Medicare could return to its original intention of encouraging systems that deliver better care at lower cost by more explicitly encouraging the increased efficiency and effectiveness that organized group practices can offer. This could involve designating a new provider category of group practices. One promising strategy is the ongoing Medicare Physician Group Practice demonstration, in which nine participating groups receive efficiency bonuses if they reduce the growth in health care outlays relative to the cost of care of similar beneficiaries in the same geographical area. A portion of bonuses is contingent on reaching quality targets for proper management of chronic conditions.
Care Coordination and High-Cost Care Management
There's still more that Medicare could do. Most beneficiaries, for example, have one or more chronic conditions. Proper care of those conditions can prevent hospitalization and rehospitalization. To help patients learn self-care, Medicare could assign advanced practice nurses to high-risk patients hospitalized with congestive heart failure to provide follow-up care at home. Such an effort would require restructuring Medicare benefits to target services to those most likely to benefit and paying for transitional care services. The Commonwealth Fund is supporting an evaluation of this concept in a private insurer plan in the mid-Atlantic region, and the Centers for Medicare and Medicaid Services has included it as one of 10 Chronic Care Improvement pilot projects.
In addition, Medicare could be more proactive in engaging beneficiaries as active partners in their care. For example, the program could create "personal health records" for each beneficiary from administrative files, with a history of his or her health care utilization over time. If these records included lab test results and prescriptions filled, they could provide a helpful summary of the beneficiary's medical problems, diagnostic procedures, and treatment. Beneficiaries could share this information with multiple providers, helping to coordinate care and eliminating the need for repetition of tests and patient information. If coupled with decision support for beneficiaries and providers, the records could also remind beneficiaries of the need for preventive or follow-up care, and raise concerns about contraindicated medication use, which beneficiaries could discuss with providers.
A "New Preamble" for Medicare
Medicare has served beneficiaries well for 40 years. However, it will come under increasing strain as baby boomers reach retirement and as advances in modern medicine continue to extend life expectancy and improve quality of life for our nation's oldest citizens. Now is an opportune time to revisit some of the assumptions on which Medicare was predicated. In effect, it is time for a new Medicare "preamble," one that charges Medicare with using its purchasing power to promote high-quality, high-efficiency care for its beneficiaries and, in so doing, to lead the way in promoting similar improvements for all patients. Such an approach will help to ensure that Medicare is up to the challenges of the 21st century and continues to achieve a high level of public support and acclaim from its beneficiaries, as well as all those who care about, and for, them.

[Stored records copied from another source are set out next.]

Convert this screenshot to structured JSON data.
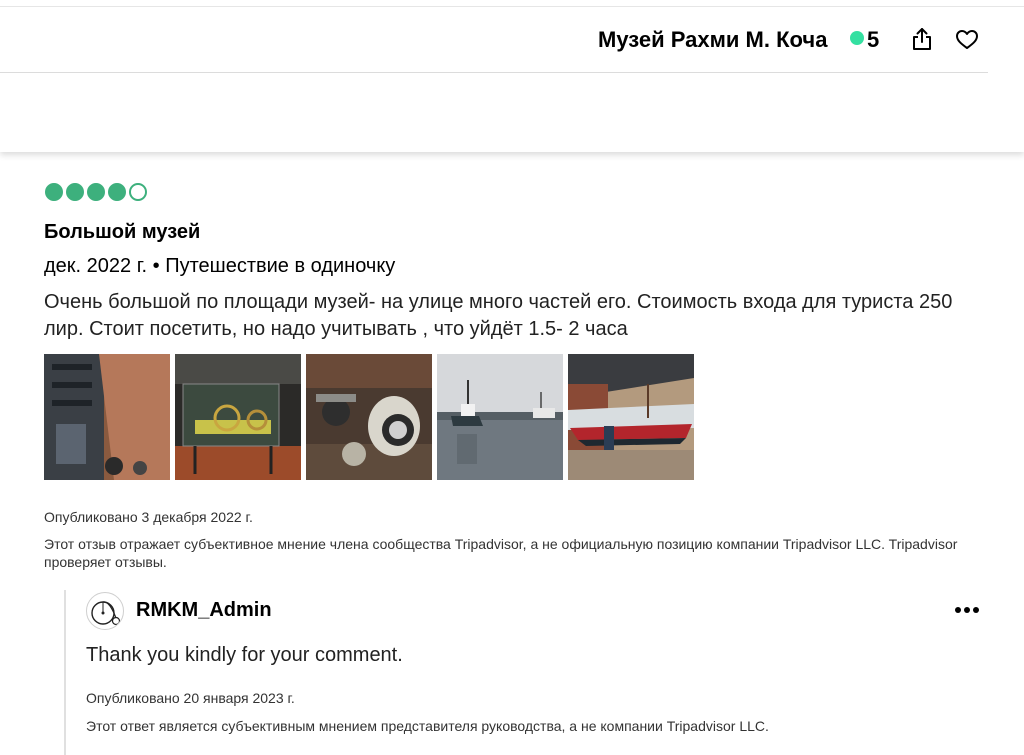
{
  "header": {
    "title": "Музей Рахми М. Коча",
    "rating": "5",
    "rating_color": "#34e0a1",
    "share_icon": "share-icon",
    "save_icon": "heart-icon"
  },
  "review": {
    "bubble_rating": 4,
    "bubble_max": 5,
    "bubble_color": "#3db07d",
    "title": "Большой музей",
    "meta": "дек. 2022 г. • Путешествие в одиночку",
    "body": "Очень большой по площади музей- на улице много частей его. Стоимость входа для туриста 250 лир. Стоит посетить, но надо учитывать , что уйдёт 1.5- 2 часа",
    "photo_count": 5,
    "published": "Опубликовано 3 декабря 2022 г.",
    "disclaimer": "Этот отзыв отражает субъективное мнение члена сообщества Tripadvisor, а не официальную позицию компании Tripadvisor LLC. Tripadvisor проверяет отзывы."
  },
  "response": {
    "name": "RMKM_Admin",
    "avatar_icon": "penny-farthing-bicycle-icon",
    "more_icon": "more-options-icon",
    "text": "Thank you kindly for your comment.",
    "published": "Опубликовано 20 января 2023 г.",
    "disclaimer": "Этот ответ является субъективным мнением представителя руководства, а не компании Tripadvisor LLC."
  }
}
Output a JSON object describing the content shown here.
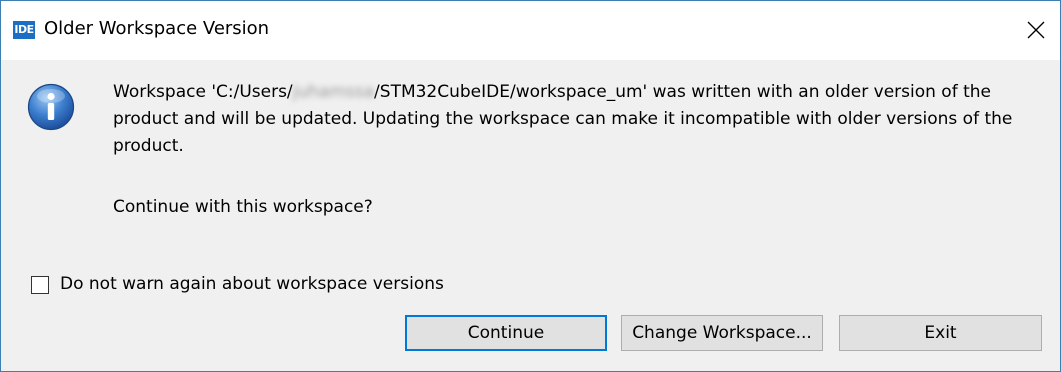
{
  "window": {
    "app_icon_text": "IDE",
    "title": "Older Workspace Version"
  },
  "dialog": {
    "message_prefix": "Workspace 'C:/Users/",
    "redacted_user": "juhamssa",
    "message_suffix": "/STM32CubeIDE/workspace_um' was written with an older version of the product and will be updated. Updating the workspace can make it incompatible with older versions of the product.",
    "question": "Continue with this workspace?",
    "checkbox_label": "Do not warn again about workspace versions",
    "checkbox_checked": false
  },
  "buttons": {
    "continue": "Continue",
    "change_workspace": "Change Workspace...",
    "exit": "Exit"
  },
  "colors": {
    "accent": "#0078d7",
    "icon_blue": "#1a6fc4",
    "window_border": "#3c7fb1"
  }
}
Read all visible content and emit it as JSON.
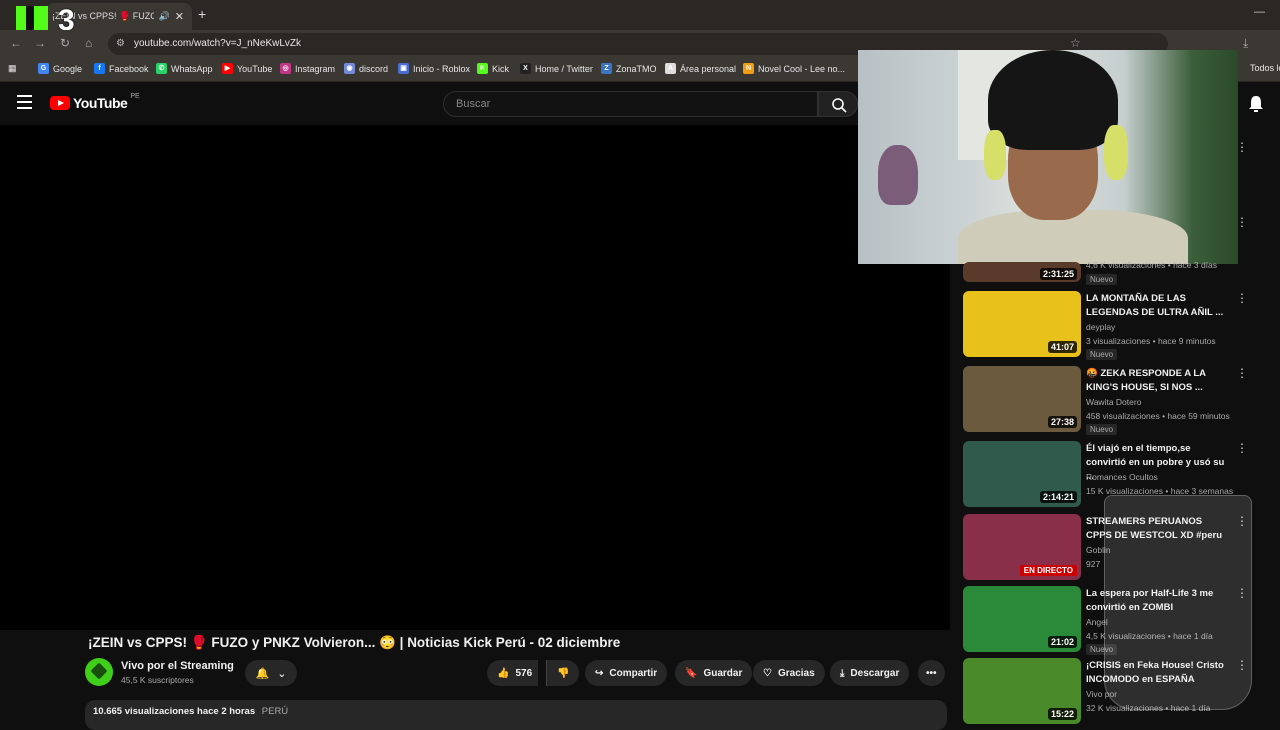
{
  "browser": {
    "tab_title": "¡ZEIN vs CPPS! 🥊 FUZO",
    "url": "youtube.com/watch?v=J_nNeKwLvZk",
    "bookmarks": [
      {
        "label": "Google",
        "color": "#4285f4",
        "glyph": "G"
      },
      {
        "label": "Facebook",
        "color": "#1877f2",
        "glyph": "f"
      },
      {
        "label": "WhatsApp",
        "color": "#25d366",
        "glyph": "✆"
      },
      {
        "label": "YouTube",
        "color": "#ff0000",
        "glyph": "▶"
      },
      {
        "label": "Instagram",
        "color": "#c13584",
        "glyph": "◎"
      },
      {
        "label": "discord",
        "color": "#7289da",
        "glyph": "◉"
      },
      {
        "label": "Inicio - Roblox",
        "color": "#4a6cd4",
        "glyph": "▣"
      },
      {
        "label": "Kick",
        "color": "#53fc18",
        "glyph": "K"
      },
      {
        "label": "Home / Twitter",
        "color": "#222222",
        "glyph": "X"
      },
      {
        "label": "ZonaTMO",
        "color": "#3a76c4",
        "glyph": "Z"
      },
      {
        "label": "Área personal",
        "color": "#dddddd",
        "glyph": "A"
      },
      {
        "label": "Novel Cool - Lee no...",
        "color": "#f39c12",
        "glyph": "N"
      }
    ],
    "all_bookmarks_label": "Todos los"
  },
  "overlay": {
    "kick_number": "3"
  },
  "youtube": {
    "logo_text": "YouTube",
    "country_code": "PE",
    "search_placeholder": "Buscar"
  },
  "video": {
    "title": "¡ZEIN vs CPPS! 🥊 FUZO y PNKZ Volvieron... 😳 | Noticias Kick Perú - 02 diciembre",
    "channel": "Vivo por el Streaming",
    "subscribers": "45,5 K suscriptores",
    "likes": "576",
    "actions": {
      "share": "Compartir",
      "save": "Guardar",
      "thanks": "Gracias",
      "download": "Descargar"
    },
    "description_meta": "10.665 visualizaciones  hace 2 horas",
    "description_tag": "PERÚ"
  },
  "sidebar": {
    "first_partial": {
      "duration": "2:31:25",
      "meta": "4,6 K visualizaciones • hace 3 días",
      "badge": "Nuevo"
    },
    "items": [
      {
        "title": "LA MONTAÑA DE LAS LEGENDAS DE ULTRA AÑIL ...",
        "channel": "deyplay",
        "meta": "3 visualizaciones • hace 9 minutos",
        "badge": "Nuevo",
        "duration": "41:07",
        "thumb": "#e8c21a"
      },
      {
        "title": "🤬 ZEKA RESPONDE A LA KING'S HOUSE, SI NOS ...",
        "channel": "Wawita Dotero",
        "meta": "458 visualizaciones • hace 59 minutos",
        "badge": "Nuevo",
        "duration": "27:38",
        "thumb": "#6b5a3e"
      },
      {
        "title": "Él viajó en el tiempo,se convirtió en un pobre y usó su ...",
        "channel": "Romances Ocultos",
        "meta": "15 K visualizaciones • hace 3 semanas",
        "badge": "",
        "duration": "2:14:21",
        "thumb": "#2f5a4c"
      },
      {
        "title": "STREAMERS PERUANOS CPPS DE WESTCOL XD #peru",
        "channel": "Goblin",
        "meta": "927",
        "badge": "",
        "duration": "EN DIRECTO",
        "thumb": "#8a2f4a"
      },
      {
        "title": "La espera por Half-Life 3 me convirtió en ZOMBI",
        "channel": "Angel",
        "meta": "4,5 K visualizaciones • hace 1 día",
        "badge": "Nuevo",
        "duration": "21:02",
        "thumb": "#2a8a3a"
      },
      {
        "title": "¡CRISIS en Feka House! Cristo INCOMODO en ESPAÑA",
        "channel": "Vivo por",
        "meta": "32 K visualizaciones • hace 1 día",
        "badge": "",
        "duration": "15:22",
        "thumb": "#4a8a2a"
      }
    ]
  }
}
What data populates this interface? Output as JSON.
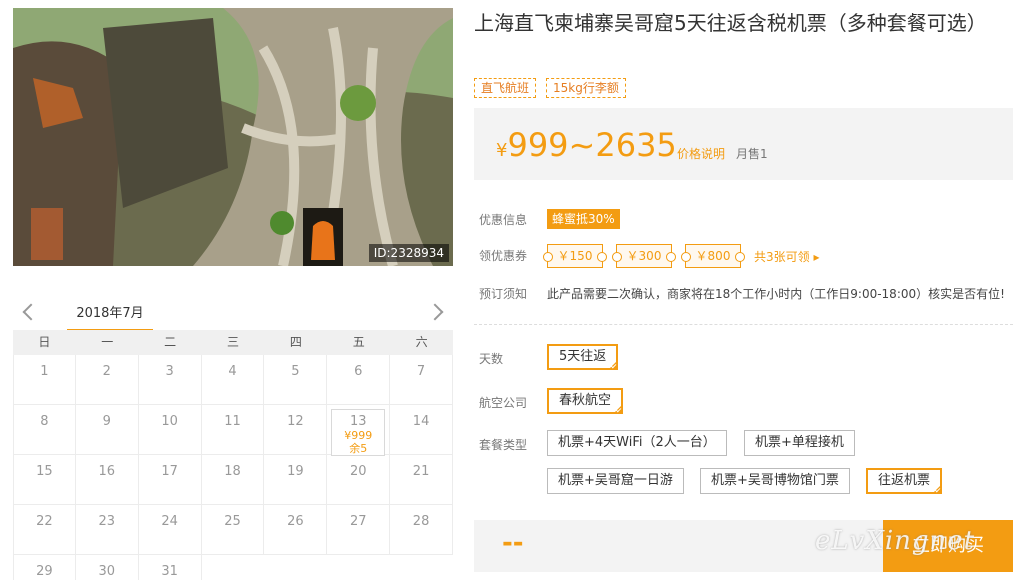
{
  "photo": {
    "id_label": "ID:2328934"
  },
  "calendar": {
    "month_label": "2018年7月",
    "weekdays": [
      "日",
      "一",
      "二",
      "三",
      "四",
      "五",
      "六"
    ],
    "days": [
      "1",
      "2",
      "3",
      "4",
      "5",
      "6",
      "7",
      "8",
      "9",
      "10",
      "11",
      "12",
      "13",
      "14",
      "15",
      "16",
      "17",
      "18",
      "19",
      "20",
      "21",
      "22",
      "23",
      "24",
      "25",
      "26",
      "27",
      "28",
      "29",
      "30",
      "31"
    ],
    "available": {
      "day": "13",
      "price": "¥999",
      "remaining": "余5"
    }
  },
  "product": {
    "title": "上海直飞柬埔寨吴哥窟5天往返含税机票（多种套餐可选）",
    "tags": [
      "直飞航班",
      "15kg行李额"
    ],
    "price": {
      "currency": "¥",
      "range": "999~2635",
      "explain_link": "价格说明",
      "monthly_sales": "月售1"
    }
  },
  "promo": {
    "info_label": "优惠信息",
    "info_badge": "蜂蜜抵30%",
    "coupon_label": "领优惠券",
    "coupons": [
      "￥150",
      "￥300",
      "￥800"
    ],
    "coupon_more": "共3张可领 ▸",
    "notice_label": "预订须知",
    "notice_text": "此产品需要二次确认，商家将在18个工作小时内（工作日9:00-18:00）核实是否有位!"
  },
  "options": {
    "days_label": "天数",
    "days_value": "5天往返",
    "airline_label": "航空公司",
    "airline_value": "春秋航空",
    "package_label": "套餐类型",
    "packages": [
      "机票+4天WiFi（2人一台）",
      "机票+单程接机",
      "机票+吴哥窟一日游",
      "机票+吴哥博物馆门票",
      "往返机票"
    ]
  },
  "buy": {
    "total": "--",
    "button": "立即购买"
  },
  "watermark": "eLvXingnet",
  "colors": {
    "accent": "#f39c12"
  }
}
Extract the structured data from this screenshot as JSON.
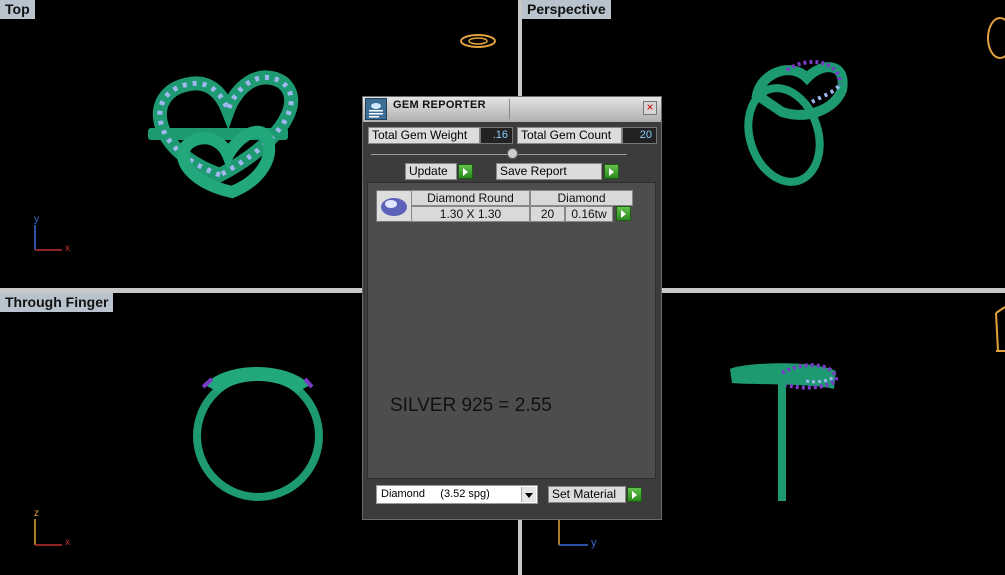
{
  "viewports": {
    "top": "Top",
    "perspective": "Perspective",
    "through_finger": "Through Finger"
  },
  "axes": {
    "top": {
      "v": "y",
      "h": "x"
    },
    "finger": {
      "v": "z",
      "h": "x"
    },
    "side": {
      "h": "y"
    }
  },
  "colors": {
    "ring_green": "#1e9a72",
    "gem_blue": "#9fb8ef",
    "gem_purple": "#7a3cc8",
    "viewport_label_bg": "#b9c3cd",
    "go_green": "#3aa82a"
  },
  "dialog": {
    "title": "GEM REPORTER",
    "close_icon": "close-icon",
    "total_gem_weight_label": "Total Gem Weight",
    "total_gem_weight": ".16",
    "total_gem_count_label": "Total Gem Count",
    "total_gem_count": "20",
    "update_label": "Update",
    "save_report_label": "Save Report",
    "table": {
      "headers": [
        "Diamond Round",
        "Diamond"
      ],
      "row": {
        "size": "1.30 X 1.30",
        "count": "20",
        "weight": "0.16tw"
      }
    },
    "material_note": "SILVER 925 = 2.55",
    "material_select": "Diamond     (3.52 spg)",
    "set_material_label": "Set Material"
  }
}
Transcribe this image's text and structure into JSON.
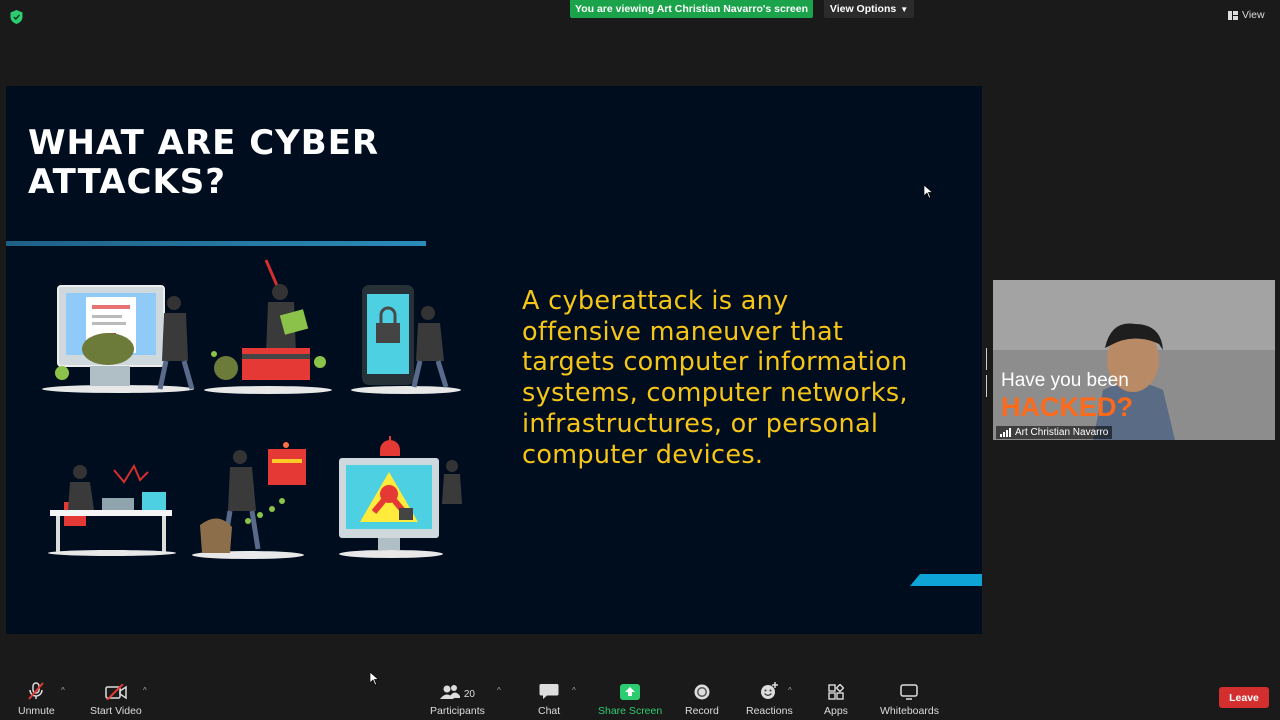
{
  "top": {
    "banner_text": "You are viewing Art Christian Navarro's screen",
    "view_options_label": "View Options",
    "view_label": "View"
  },
  "slide": {
    "title_line1": "WHAT ARE CYBER",
    "title_line2": "ATTACKS?",
    "body_lines": [
      "A cyberattack is any",
      "offensive maneuver that",
      "targets computer information",
      "systems, computer networks,",
      "infrastructures, or personal",
      "computer devices."
    ],
    "colors": {
      "background": "#000d1f",
      "body_text": "#f5c518",
      "accent": "#0ea5d6"
    }
  },
  "video": {
    "overlay_line1": "Have you been",
    "overlay_line2": "HACKED?",
    "participant_name": "Art Christian Navarro"
  },
  "toolbar": {
    "unmute": "Unmute",
    "start_video": "Start Video",
    "participants": "Participants",
    "participants_count": "20",
    "chat": "Chat",
    "share_screen": "Share Screen",
    "record": "Record",
    "reactions": "Reactions",
    "apps": "Apps",
    "whiteboards": "Whiteboards",
    "leave": "Leave"
  }
}
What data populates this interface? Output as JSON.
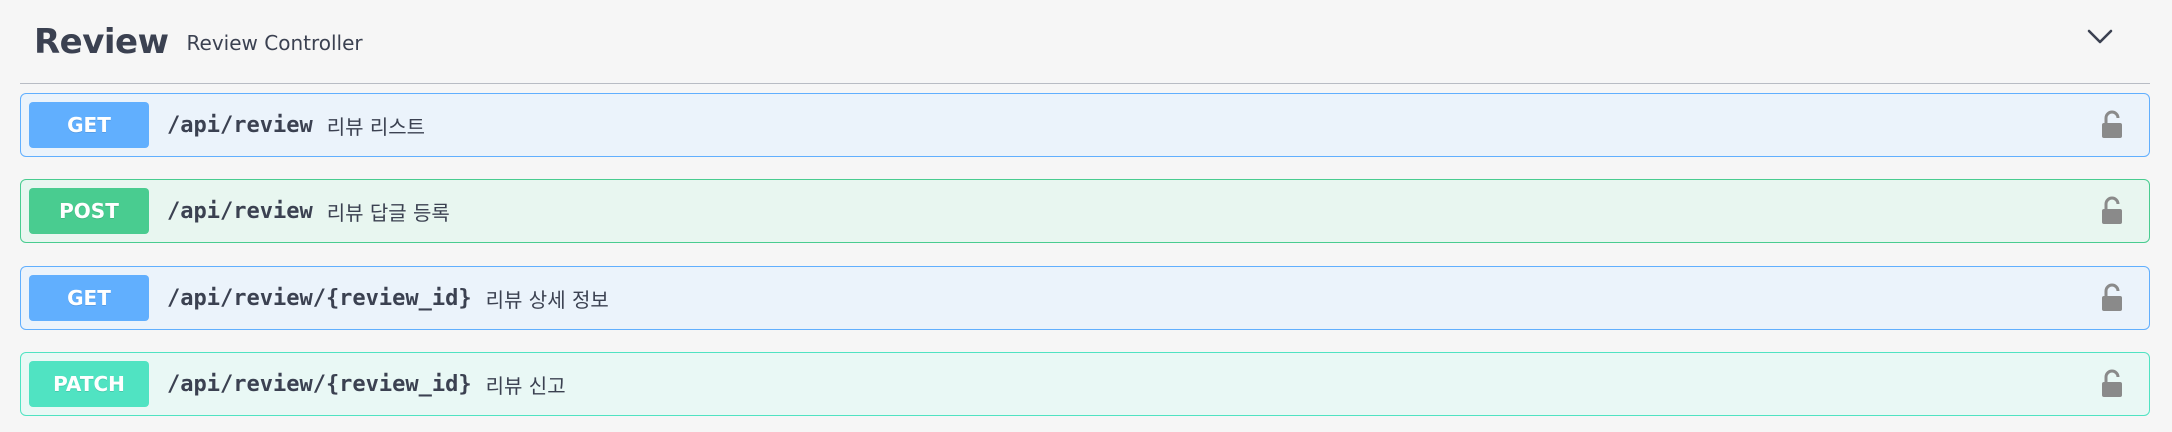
{
  "tag": {
    "name": "Review",
    "description": "Review Controller",
    "expand_icon": "chevron-down-icon"
  },
  "operations": [
    {
      "method": "GET",
      "path": "/api/review",
      "summary": "리뷰 리스트",
      "lock_icon": "unlocked-lock-icon"
    },
    {
      "method": "POST",
      "path": "/api/review",
      "summary": "리뷰 답글 등록",
      "lock_icon": "unlocked-lock-icon"
    },
    {
      "method": "GET",
      "path": "/api/review/{review_id}",
      "summary": "리뷰 상세 정보",
      "lock_icon": "unlocked-lock-icon"
    },
    {
      "method": "PATCH",
      "path": "/api/review/{review_id}",
      "summary": "리뷰 신고",
      "lock_icon": "unlocked-lock-icon"
    }
  ],
  "colors": {
    "get": "#61affe",
    "post": "#49cc90",
    "patch": "#50e3c2",
    "text": "#3b4151",
    "lock": "#8a8a8a"
  }
}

In addition to seeing what our Opinion Leaders survey found on some of these issues, you can read detailed commentaries on Medicare and its future by two top authorities—Joseph R. Antos of the American Enterprise Institute, and Bruce Vladeck, former head of the Health Care Financing Administration, now with Ernst & Young LLP. And as always, I want to know what you think. Send your comments to me at email@example.com.